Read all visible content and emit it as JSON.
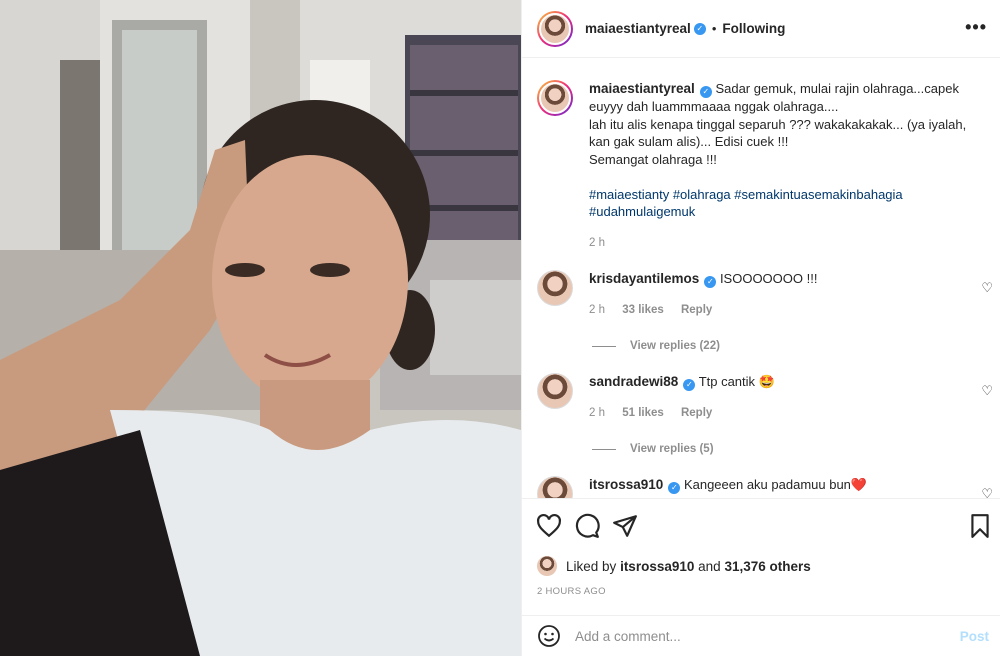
{
  "header": {
    "username": "maiaestiantyreal",
    "separator": "•",
    "follow_status": "Following",
    "more": "•••"
  },
  "caption": {
    "username": "maiaestiantyreal",
    "text": "Sadar gemuk, mulai rajin olahraga...capek euyyy dah luammmaaaa nggak olahraga....",
    "line2": "lah itu alis kenapa tinggal separuh ??? wakakakakak... (ya iyalah, kan gak sulam alis)... Edisi cuek !!!",
    "line3": "Semangat olahraga !!!",
    "hashtags": "#maiaestianty #olahraga #semakintuasemakinbahagia #udahmulaigemuk",
    "time": "2 h"
  },
  "comments": [
    {
      "username": "krisdayantilemos",
      "text": "ISOOOOOOO !!!",
      "time": "2 h",
      "likes": "33 likes",
      "reply": "Reply",
      "view_replies": "View replies (22)"
    },
    {
      "username": "sandradewi88",
      "text": "Ttp cantik 🤩",
      "time": "2 h",
      "likes": "51 likes",
      "reply": "Reply",
      "view_replies": "View replies (5)"
    },
    {
      "username": "itsrossa910",
      "text": "Kangeeen aku padamuu bun❤️"
    }
  ],
  "likes": {
    "prefix": "Liked by",
    "user": "itsrossa910",
    "and": "and",
    "others": "31,376 others"
  },
  "timestamp": "2 HOURS AGO",
  "comment_box": {
    "placeholder": "Add a comment...",
    "post_label": "Post"
  },
  "colors": {
    "verified": "#3897f0",
    "hashtag": "#00376b",
    "muted": "#8e8e8e",
    "post_disabled": "#b2dffc"
  }
}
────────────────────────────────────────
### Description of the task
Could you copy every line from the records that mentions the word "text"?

### Solution below
    "text": "Sadar gemuk, mulai rajin olahraga...capek euyyy dah luammmaaaa nggak olahraga....",
      "text": "ISOOOOOOO !!!",
      "text": "Ttp cantik 🤩",
      "text": "Kangeeen aku padamuu bun❤️"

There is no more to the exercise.